For now, at least, my focus needs to lie to the west - and for the first time in years I find myself wondering when, and in what context I'll return here?
|Return Of The Native|
|Sunday 15/09/2013 21:39|
The West Window, Worcester Cathedral
Alighting and heading down to the bustling streets is always a bit of a strange surprise. Railway stations are so often not in city centres, so to be plunged directly into one is both pleasant and strange. We soon met our friends and wandered the city. For me it was recalling how much or indeed, how little had changed since I was last here. For others it was a more novel experience. We stopped into a small pub with sloping timbers and erratic floors and found great food and even better beer. A rainstorm passed over, and we headed out into the city again, working our way towards the impressive Cathedral.

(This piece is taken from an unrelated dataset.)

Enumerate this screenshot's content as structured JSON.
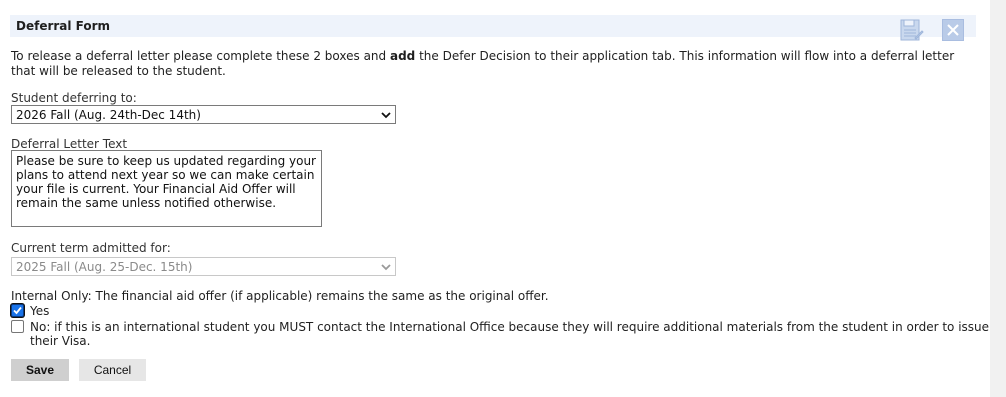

It was a good while since I'd been here, and it was a delight to experience it again in newly appreciative company. We spent a good while examining the memorials, marvelling at the statuary and paying respects to Elgar, linked strongly here by music and history - a name introduced to me early at school not far away, but still not dimmed by over-familiarity like some early influences. We decided to walk out to the suburbs to our bed for the night. Out of the Cathedral precinct and down stairs, noting the historic record of flood levels as the stone walls developed a green coating of river weeds. We emerged on a broad lawn beside the Severn - the weather had brightened and the youngsters of Worcester were lounging happily. We set off along the river path - and I felt suddenly and strangely content to be beside water again. After a short walk, not entirely easy with a rolling case in tow, we arrived at the junction of the Worcester and Birmingham Canal with the River. A flight of wide-beam locks raised the water level to Diglis Basin - houseboats and barges moored alongside old industrial buildings, the sun shine now picking out the brass and bright painted designs. We slowed and entered a canalside pub, enjoying the fading evening in good company.
Elgar stands guard over the curiously haphazard City Centre
Today was a gloomier, overcast proposition but we set about finding Elgar's statue - and unexpectedly a plaque honouring his enthusiasm for cycling. Next we headed for good coffee and watched the world go by. Worcester is one of those cities which manages to stay resolutely bustling on a Sunday - not unlike Gloucester where I would often find myself heading in the winter. The city centre is blighted by unwise development and curiously bad modern buildings, but enough remains to make it a charming and resolutely English part of the world. Our travels just now are often swiftly arranged and based around limited resources but slowly we are working our way to the spots that I've loved - and some indeed that I've never visited. Long may our wandering continue...